DATA TO PROCESS:
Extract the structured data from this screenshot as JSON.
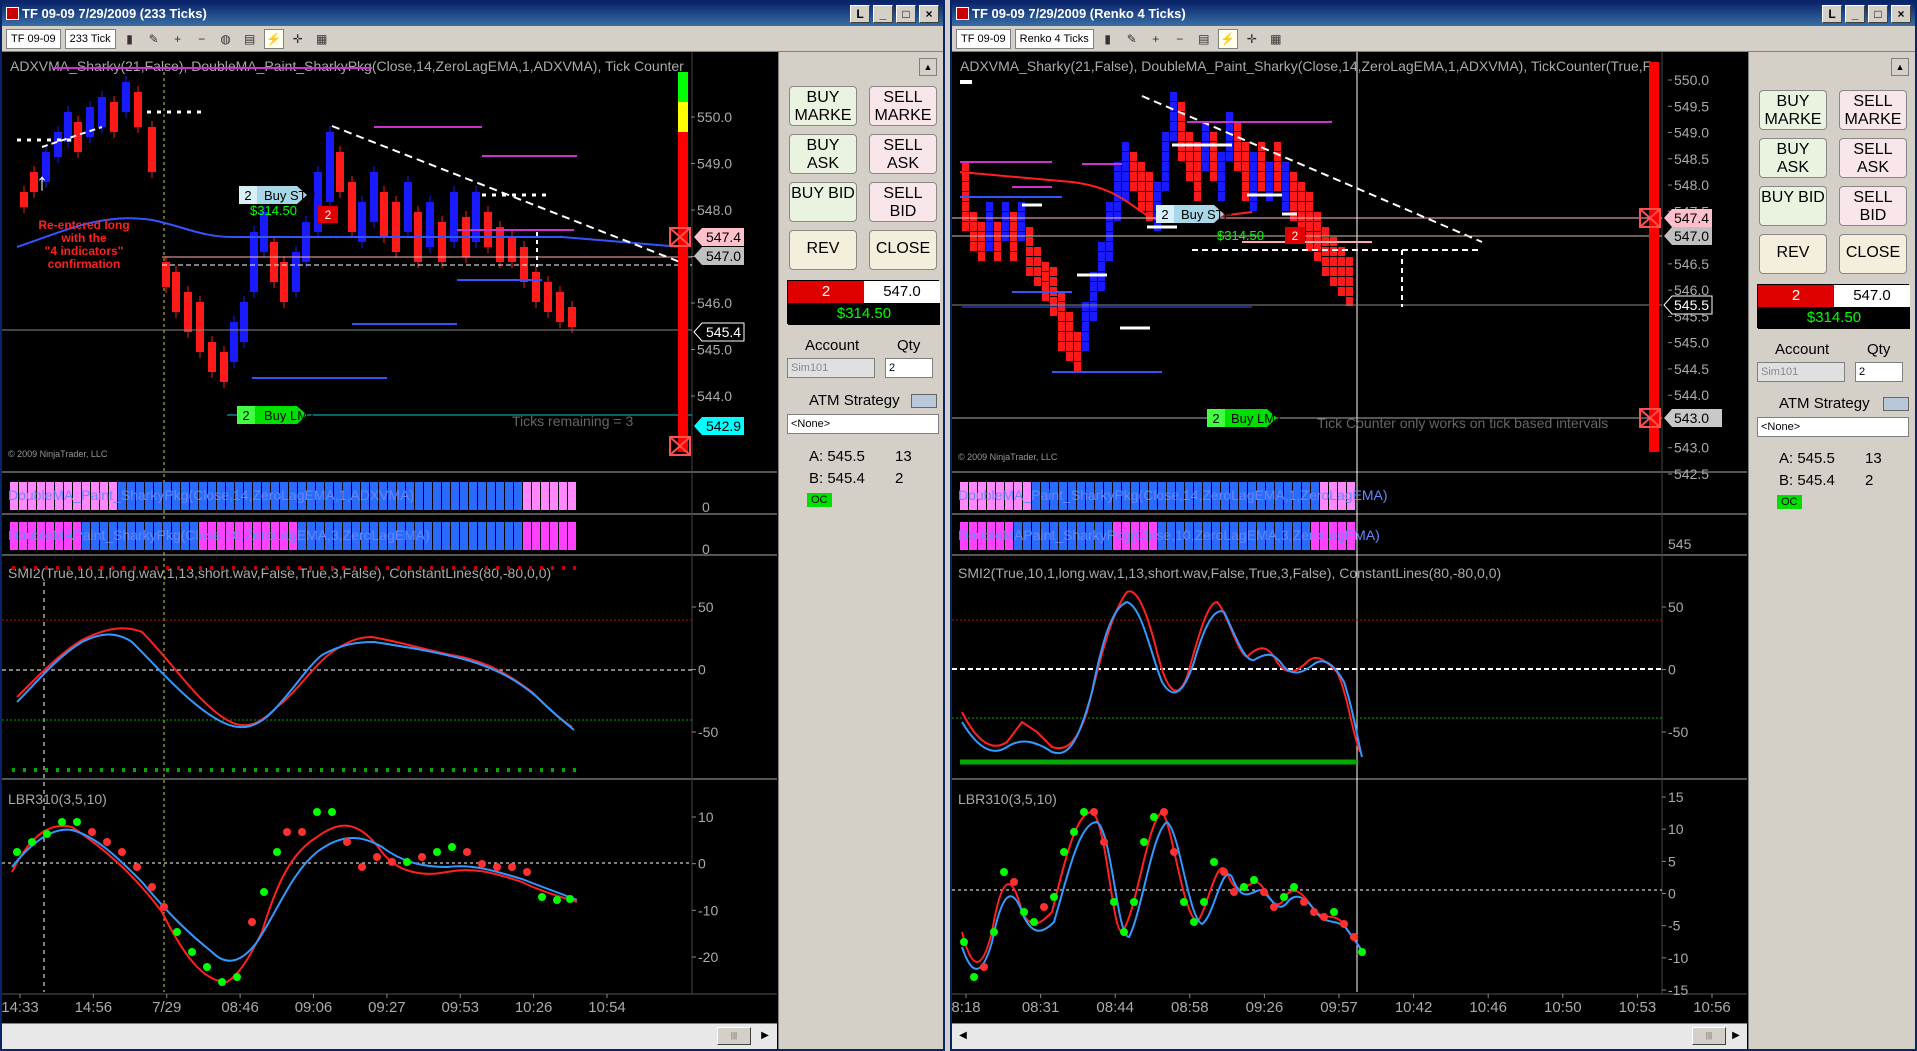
{
  "left": {
    "title": "TF 09-09  7/29/2009 (233 Ticks)",
    "toolbar": {
      "instrument": "TF 09-09",
      "interval": "233 Tick"
    },
    "price_header": "ADXVMA_Sharky(21,False),  DoubleMA_Paint_SharkyPkg(Close,14,ZeroLagEMA,1,ADXVMA),  Tick Counter",
    "price_axis": [
      "550.0",
      "549.0",
      "548.0",
      "547.0",
      "546.0",
      "545.0",
      "544.0"
    ],
    "markers": {
      "ask": "547.4",
      "bid": "547.0",
      "last": "545.4",
      "stop": "542.9"
    },
    "annotation": [
      "Re-entered long",
      "with the",
      "\"4 indicators\"",
      "confirmation"
    ],
    "buy_stp": {
      "qty": "2",
      "label": "Buy STP",
      "pnl": "$314.50",
      "pos": "2"
    },
    "buy_lmt": {
      "qty": "2",
      "label": "Buy LMT"
    },
    "ticks_remaining": "Ticks remaining = 3",
    "copyright": "© 2009 NinjaTrader, LLC",
    "paint1": "DoubleMA_Paint_SharkyPkg(Close,14,ZeroLagEMA,1,ADXVMA)",
    "paint2": "DoubleMAPaint_SharkyPkg(Close,10,ZeroLagEMA,3,ZeroLagEMA)",
    "paint_zero": "0",
    "smi_header": "SMI2(True,10,1,long.wav,1,13,short.wav,False,True,3,False),  ConstantLines(80,-80,0,0)",
    "smi_axis": [
      "50",
      "0",
      "-50"
    ],
    "lbr_header": "LBR310(3,5,10)",
    "lbr_axis": [
      "10",
      "0",
      "-10",
      "-20"
    ],
    "time_axis": [
      "14:33",
      "14:56",
      "7/29",
      "08:46",
      "09:06",
      "09:27",
      "09:53",
      "10:26",
      "10:54"
    ],
    "panel": {
      "buy_market": "BUY MARKE",
      "sell_market": "SELL MARKE",
      "buy_ask": "BUY ASK",
      "sell_ask": "SELL ASK",
      "buy_bid": "BUY BID",
      "sell_bid": "SELL BID",
      "rev": "REV",
      "close": "CLOSE",
      "pos_qty": "2",
      "pos_avg": "547.0",
      "pos_pnl": "$314.50",
      "account_label": "Account",
      "qty_label": "Qty",
      "account": "Sim101",
      "qty": "2",
      "atm_label": "ATM Strategy",
      "atm": "<None>",
      "ask": "A: 545.5",
      "ask_size": "13",
      "bid": "B: 545.4",
      "bid_size": "2",
      "oc": "OC"
    }
  },
  "right": {
    "title": "TF 09-09  7/29/2009 (Renko 4 Ticks)",
    "toolbar": {
      "instrument": "TF 09-09",
      "interval": "Renko 4 Ticks"
    },
    "price_header": "ADXVMA_Sharky(21,False),  DoubleMA_Paint_Sharky(Close,14,ZeroLagEMA,1,ADXVMA),  TickCounter(True,F",
    "price_axis": [
      "550.0",
      "549.5",
      "549.0",
      "548.5",
      "548.0",
      "547.5",
      "547.0",
      "546.5",
      "546.0",
      "545.5",
      "545.0",
      "544.5",
      "544.0",
      "543.5",
      "543.0",
      "542.5"
    ],
    "markers": {
      "ask": "547.4",
      "bid": "547.0",
      "last": "545.5",
      "stop": "543.0"
    },
    "buy_stp": {
      "qty": "2",
      "label": "Buy STP",
      "pnl": "$314.50",
      "pos": "2"
    },
    "buy_lmt": {
      "qty": "2",
      "label": "Buy LMT"
    },
    "tick_msg": "Tick Counter only works on tick based intervals",
    "copyright": "© 2009 NinjaTrader, LLC",
    "paint1": "DoubleMA_Paint_SharkyPkg(Close,14,ZeroLagEMA,1,ZeroLagEMA)",
    "paint2": "DoubleMAPaint_SharkyPkg(Close,10,ZeroLagEMA,3,ZeroLagEMA)",
    "paint_axis": "545",
    "smi_header": "SMI2(True,10,1,long.wav,1,13,short.wav,False,True,3,False),  ConstantLines(80,-80,0,0)",
    "smi_axis": [
      "50",
      "0",
      "-50"
    ],
    "lbr_header": "LBR310(3,5,10)",
    "lbr_axis": [
      "15",
      "10",
      "5",
      "0",
      "-5",
      "-10",
      "-15"
    ],
    "time_axis": [
      "8:18",
      "08:31",
      "08:44",
      "08:58",
      "09:26",
      "09:57",
      "10:42",
      "10:46",
      "10:50",
      "10:53",
      "10:56"
    ],
    "panel": {
      "buy_market": "BUY MARKE",
      "sell_market": "SELL MARKE",
      "buy_ask": "BUY ASK",
      "sell_ask": "SELL ASK",
      "buy_bid": "BUY BID",
      "sell_bid": "SELL BID",
      "rev": "REV",
      "close": "CLOSE",
      "pos_qty": "2",
      "pos_avg": "547.0",
      "pos_pnl": "$314.50",
      "account_label": "Account",
      "qty_label": "Qty",
      "account": "Sim101",
      "qty": "2",
      "atm_label": "ATM Strategy",
      "atm": "<None>",
      "ask": "A: 545.5",
      "ask_size": "13",
      "bid": "B: 545.4",
      "bid_size": "2",
      "oc": "OC"
    }
  },
  "colors": {
    "up": "#1a1aff",
    "down": "#ff1a1a",
    "magenta": "#ff33ff",
    "ask": "#ffc0cb",
    "bid": "#c0c0c0",
    "cyan": "#00ffff",
    "green": "#00ff00"
  }
}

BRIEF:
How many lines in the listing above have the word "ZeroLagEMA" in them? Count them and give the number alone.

FINISHED TASK:
6